The scene got as far as the concept art stage before it was scrapped as Lucas raced to get his story into shape; casting for the young Han hadn’t even begun, so we’ll never know who Lucas might have picked to play him. Certainly, McCaig’s painting of a scruffy lad with long hair looks right for the Star Wars universe - there are even echoes of Rey’s Jakku outfit in those pieces of cloth bound around his legs. But Star Wars fans might have collectively sighed with relief that the scene was ultimately dropped as Lucas refocused his script on Anakin’s fall, and the various sub-plots he’d originally wanted to put in gradually fell away.
For one thing, the revelation that Han Solo was raised by Chewbacca isn’t necessarily a plausible one, given their future dynamic - they’re more chummy roommates than father and adopted son.

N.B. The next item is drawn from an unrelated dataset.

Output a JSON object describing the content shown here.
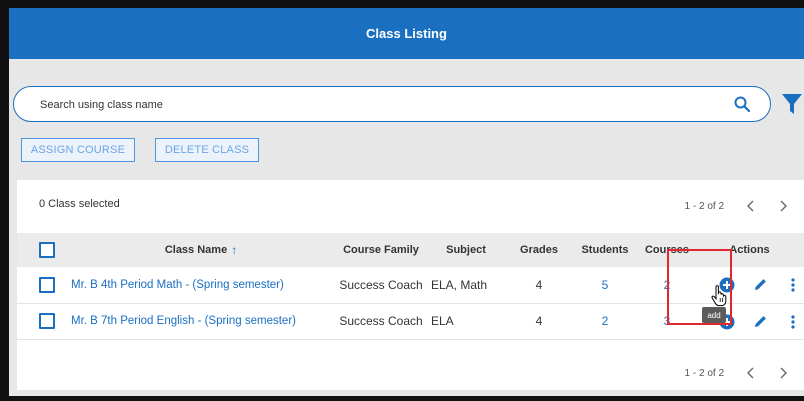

And as Slashfilm points out, Solo’s Kashyyyk childhood would have effectively negated the Extended Universe story that Chewbacca met Solo after he escaped from slavery.
Then there’s a further question, one that is perhaps unanswerable: would audiences have even recognised the kid as Han Solo? His name isn’t uttered in Lucas’s early draft, so there would have needed to have been some kind of visual cue that linked this scruffy youngster to the Corellian smuggler he’d one day become.
Most of all, removing Han Solo from Revenge Of The Sith left the character unaffected by Lucas’s prequel melodrama. Where episodes one to three demystified much that was implied in a throwaway sentence in the Original Trilogy (“I was once a Jedi Knight, the same as your father...”), Han Solo would remain a rogue element - a loveable scoundrel whose past is hinted at in his cynical mindset and loner status, but never directly laid out.
“As far as shake-ups go, we have lots of shake-ups from season to season,” says Kirkman. “It keeps things interesting — keeps the blood pumping, I like to say — but Negan is kind of an atomic bomb that’s going to be dropped on the show and the show will probably never be the same after that. So buckle up, I guess?”
Negan is the leader of a group we met in the midseason finale’s prologue scene called the Saviors. We saw them stop Daryl, Sasha, and Abraham on the road while informing them “your property now belongs to Negan.” So who is this nefarious outfit and how do they differ from other groups we’ve encountered before?
“I think the Saviors are dangerously organized,” says Kirkman. “The Wolves were psychotic, the Hunters [the group from Terminus] had a lot of weaknesses. When it comes to the Saviors, and Negan in particular, the way I’ve always thought about this in the comics is this is a group that’s led by a guy who’s had his morality dial a few clicks away from Rick toward the darker aspects of his personality, but is still an intellectual and capable leader who’s kept his group alive against all odds just as long as Rick has. It’s really the best encountering the best. When these two forces come head to head, things are gonna get interesting. This is a much different group than they’ve ever encountered. The Saviors are a group they’re not really prepared for.”
Xbox announced the initial lineup of backwards-compatible games today here. Launches Thursday.